◆ **ASSIGNMENT**:
Reproduce word for word the lines between the one containing "Transcribe this image's" and the end of the entries below, both inclusive; leave out pictures.

--- SUPPLIED RECORDS ---

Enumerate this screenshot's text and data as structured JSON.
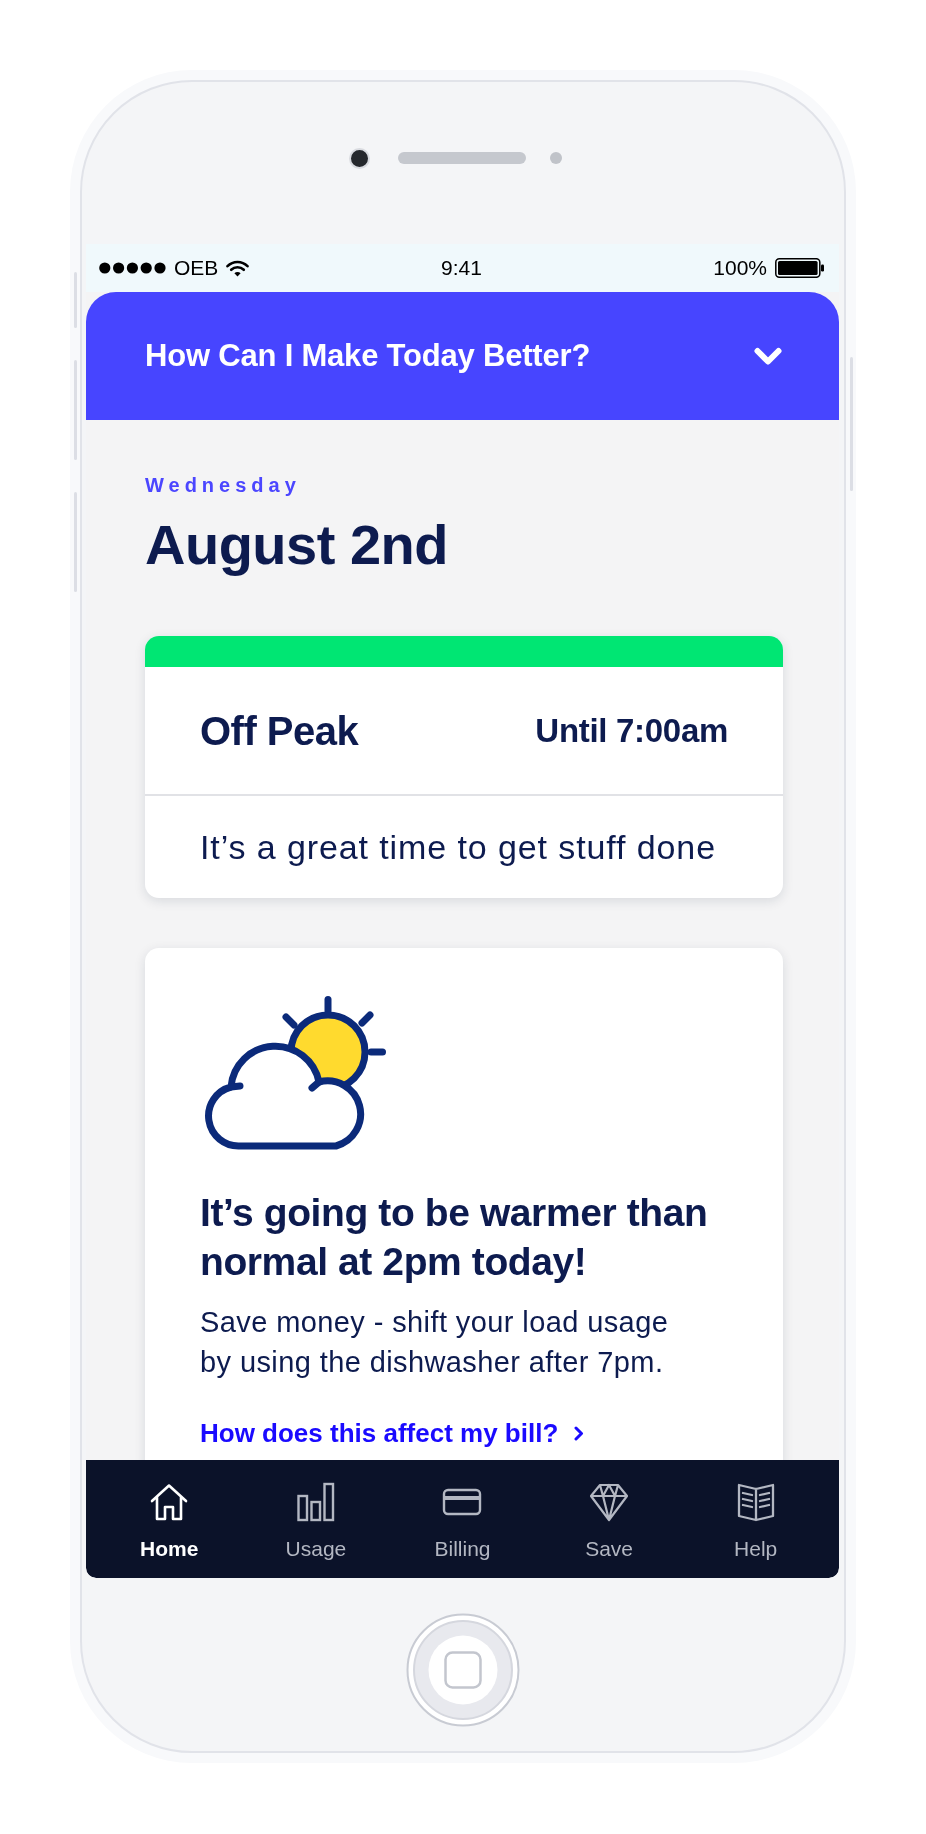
{
  "status_bar": {
    "carrier": "OEB",
    "time": "9:41",
    "battery": "100%"
  },
  "header": {
    "title": "How Can I Make Today Better?"
  },
  "date": {
    "weekday": "Wednesday",
    "date": "August 2nd"
  },
  "rate_card": {
    "period": "Off Peak",
    "until": "Until 7:00am",
    "message": "It’s a great time to get stuff done"
  },
  "tip_card": {
    "title": "It’s going to be warmer than normal at 2pm today!",
    "body": "Save money - shift your load usage by using the dishwasher after 7pm.",
    "link": "How does this affect my bill?"
  },
  "nav": [
    {
      "label": "Home",
      "selected": true
    },
    {
      "label": "Usage",
      "selected": false
    },
    {
      "label": "Billing",
      "selected": false
    },
    {
      "label": "Save",
      "selected": false
    },
    {
      "label": "Help",
      "selected": false
    }
  ]
}
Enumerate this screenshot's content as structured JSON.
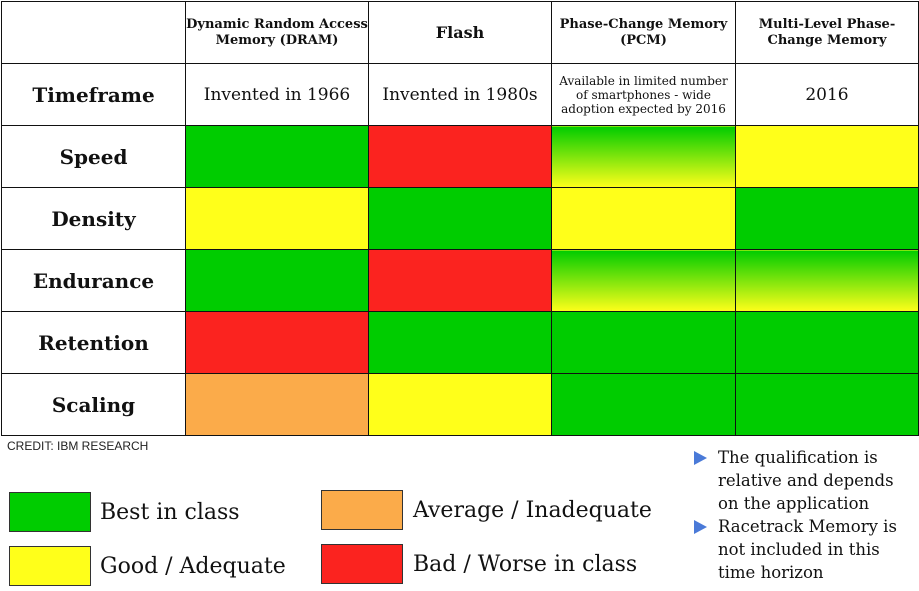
{
  "chart_data": {
    "type": "table",
    "title": "",
    "columns": [
      "Dynamic Random Access Memory (DRAM)",
      "Flash",
      "Phase-Change Memory (PCM)",
      "Multi-Level Phase-Change Memory"
    ],
    "timeframe": {
      "label": "Timeframe",
      "values": [
        "Invented in 1966",
        "Invented in 1980s",
        "Available in limited number of smartphones - wide adoption expected by 2016",
        "2016"
      ]
    },
    "rows": [
      {
        "label": "Speed",
        "ratings": [
          "best",
          "bad",
          "best-to-good",
          "good"
        ]
      },
      {
        "label": "Density",
        "ratings": [
          "good",
          "best",
          "good",
          "best"
        ]
      },
      {
        "label": "Endurance",
        "ratings": [
          "best",
          "bad",
          "best-to-good",
          "best-to-good"
        ]
      },
      {
        "label": "Retention",
        "ratings": [
          "bad",
          "best",
          "best",
          "best"
        ]
      },
      {
        "label": "Scaling",
        "ratings": [
          "average",
          "good",
          "best",
          "best"
        ]
      }
    ],
    "legend": [
      {
        "key": "best",
        "label": "Best in class",
        "color": "#00cc00"
      },
      {
        "key": "good",
        "label": "Good / Adequate",
        "color": "#ffff1a"
      },
      {
        "key": "average",
        "label": "Average / Inadequate",
        "color": "#fbab4a"
      },
      {
        "key": "bad",
        "label": "Bad / Worse in class",
        "color": "#fb231f"
      }
    ]
  },
  "credit": "CREDIT: IBM RESEARCH",
  "notes": [
    "The qualification is relative and depends on the application",
    "Racetrack Memory is not included in this time horizon"
  ]
}
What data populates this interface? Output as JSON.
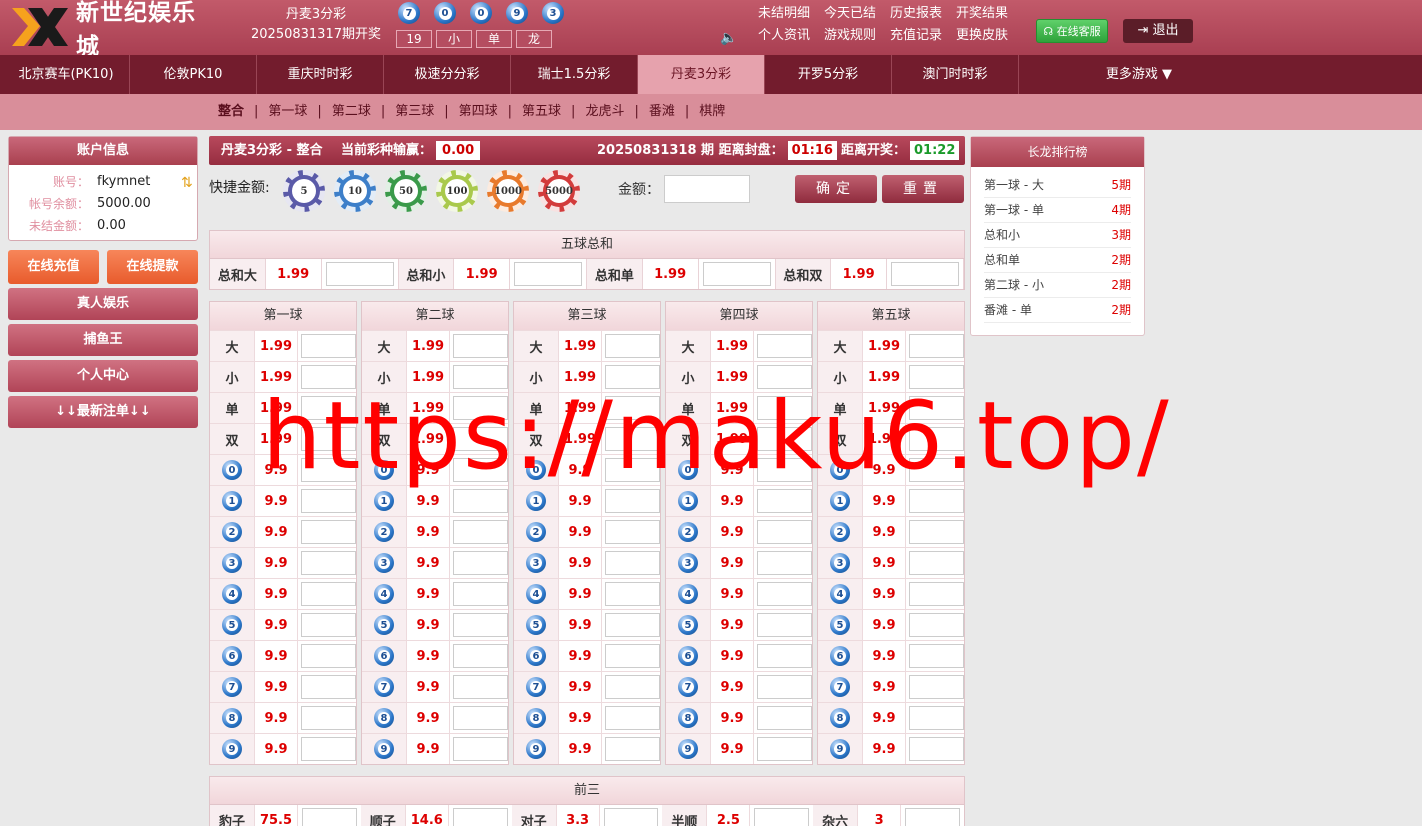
{
  "header": {
    "site_name": "新世纪娱乐城",
    "current_game": "丹麦3分彩",
    "last_issue": "20250831317期开奖",
    "last_balls": [
      "7",
      "0",
      "0",
      "9",
      "3"
    ],
    "last_tags": [
      "19",
      "小",
      "单",
      "龙"
    ],
    "links_row1": [
      "未结明细",
      "今天已结",
      "历史报表",
      "开奖结果"
    ],
    "links_row2": [
      "个人资讯",
      "游戏规则",
      "充值记录",
      "更换皮肤"
    ],
    "kefu": "在线客服",
    "logout": "退出"
  },
  "nav": {
    "items": [
      "北京赛车(PK10)",
      "伦敦PK10",
      "重庆时时彩",
      "极速分分彩",
      "瑞士1.5分彩",
      "丹麦3分彩",
      "开罗5分彩",
      "澳门时时彩"
    ],
    "more": "更多游戏 ▼",
    "active": "丹麦3分彩"
  },
  "subnav": [
    "整合",
    "第一球",
    "第二球",
    "第三球",
    "第四球",
    "第五球",
    "龙虎斗",
    "番滩",
    "棋牌"
  ],
  "account": {
    "title": "账户信息",
    "user_label": "账号：",
    "user": "fkymnet",
    "balance_label": "帐号余额：",
    "balance": "5000.00",
    "pending_label": "未结金额：",
    "pending": "0.00",
    "recharge": "在线充值",
    "withdraw": "在线提款",
    "menu": [
      "真人娱乐",
      "捕鱼王",
      "个人中心",
      "↓↓最新注单↓↓"
    ]
  },
  "bar": {
    "left": "丹麦3分彩 - 整合",
    "profit_label": "当前彩种输赢：",
    "profit": "0.00",
    "issue": "20250831318 期",
    "close_label": "距离封盘：",
    "close": "01:16",
    "open_label": "距离开奖：",
    "open": "01:22"
  },
  "chips": {
    "label": "快捷金额:",
    "values": [
      "5",
      "10",
      "50",
      "100",
      "1000",
      "5000"
    ],
    "colors": [
      "#5a5aa8",
      "#3d7fc9",
      "#3a9a4a",
      "#a9c94c",
      "#e87a2c",
      "#d23b3b"
    ],
    "amount_label": "金额：",
    "confirm": "确定",
    "reset": "重置"
  },
  "total": {
    "title": "五球总和",
    "items": [
      {
        "k": "总和大",
        "o": "1.99"
      },
      {
        "k": "总和小",
        "o": "1.99"
      },
      {
        "k": "总和单",
        "o": "1.99"
      },
      {
        "k": "总和双",
        "o": "1.99"
      }
    ]
  },
  "balls": {
    "titles": [
      "第一球",
      "第二球",
      "第三球",
      "第四球",
      "第五球"
    ],
    "big_small": [
      {
        "k": "大",
        "o": "1.99"
      },
      {
        "k": "小",
        "o": "1.99"
      },
      {
        "k": "单",
        "o": "1.99"
      },
      {
        "k": "双",
        "o": "1.99"
      }
    ],
    "digits": [
      "0",
      "1",
      "2",
      "3",
      "4",
      "5",
      "6",
      "7",
      "8",
      "9"
    ],
    "digit_odds": "9.9"
  },
  "front3": {
    "title": "前三",
    "items": [
      {
        "k": "豹子",
        "o": "75.5"
      },
      {
        "k": "顺子",
        "o": "14.6"
      },
      {
        "k": "对子",
        "o": "3.3"
      },
      {
        "k": "半顺",
        "o": "2.5"
      },
      {
        "k": "杂六",
        "o": "3"
      }
    ]
  },
  "rank": {
    "title": "长龙排行榜",
    "items": [
      {
        "name": "第一球 - 大",
        "periods": "5期"
      },
      {
        "name": "第一球 - 单",
        "periods": "4期"
      },
      {
        "name": "总和小",
        "periods": "3期"
      },
      {
        "name": "总和单",
        "periods": "2期"
      },
      {
        "name": "第二球 - 小",
        "periods": "2期"
      },
      {
        "name": "番滩 - 单",
        "periods": "2期"
      }
    ]
  },
  "watermark": "https://maku6.top/"
}
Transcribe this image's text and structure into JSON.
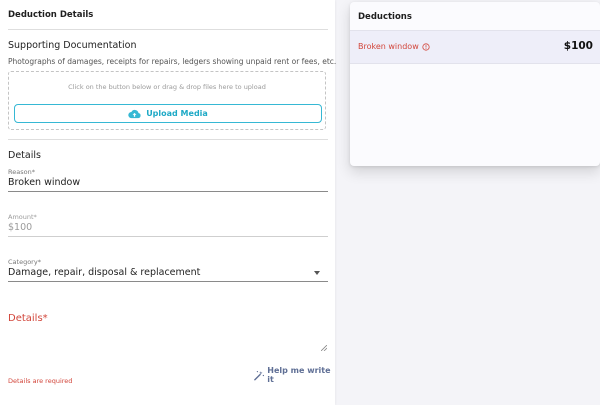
{
  "left_panel": {
    "title": "Deduction Details",
    "supporting": {
      "title": "Supporting Documentation",
      "hint": "Photographs of damages, receipts for repairs, ledgers showing unpaid rent or fees, etc.",
      "drop_hint": "Click on the button below or drag & drop files here to upload",
      "upload_label": "Upload Media",
      "upload_icon": "cloud-upload-icon"
    },
    "details_section_title": "Details",
    "reason": {
      "label": "Reason*",
      "value": "Broken window"
    },
    "amount": {
      "label": "Amount*",
      "prefix": "$",
      "value": "100"
    },
    "category": {
      "label": "Category*",
      "value": "Damage, repair, disposal & replacement"
    },
    "details_field": {
      "label": "Details*",
      "value": "",
      "error": "Details are required"
    },
    "help_write": {
      "label": "Help me write it",
      "icon": "magic-wand-icon"
    }
  },
  "right_panel": {
    "title": "Deductions",
    "items": [
      {
        "reason": "Broken window",
        "amount": "$100",
        "icon": "info-icon"
      }
    ]
  },
  "colors": {
    "accent": "#36b8d4",
    "error": "#d2463b",
    "help_link": "#5f6f95",
    "row_highlight": "#eeeef9"
  }
}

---

◆ **RESPONSE**:
Transcribe this image's text and structure into JSON.
{
  "left_panel": {
    "title": "Deduction Details",
    "supporting": {
      "title": "Supporting Documentation",
      "hint": "Photographs of damages, receipts for repairs, ledgers showing unpaid rent or fees, etc.",
      "drop_hint": "Click on the button below or drag & drop files here to upload",
      "upload_label": "Upload Media",
      "upload_icon": "cloud-upload-icon"
    },
    "details_section_title": "Details",
    "reason": {
      "label": "Reason*",
      "value": "Broken window"
    },
    "amount": {
      "label": "Amount*",
      "prefix": "$",
      "value": "100"
    },
    "category": {
      "label": "Category*",
      "value": "Damage, repair, disposal & replacement"
    },
    "details_field": {
      "label": "Details*",
      "value": "",
      "error": "Details are required"
    },
    "help_write": {
      "label": "Help me write it",
      "icon": "magic-wand-icon"
    }
  },
  "right_panel": {
    "title": "Deductions",
    "items": [
      {
        "reason": "Broken window",
        "amount": "$100",
        "icon": "info-icon"
      }
    ]
  },
  "colors": {
    "accent": "#36b8d4",
    "error": "#d2463b",
    "help_link": "#5f6f95",
    "row_highlight": "#eeeef9"
  }
}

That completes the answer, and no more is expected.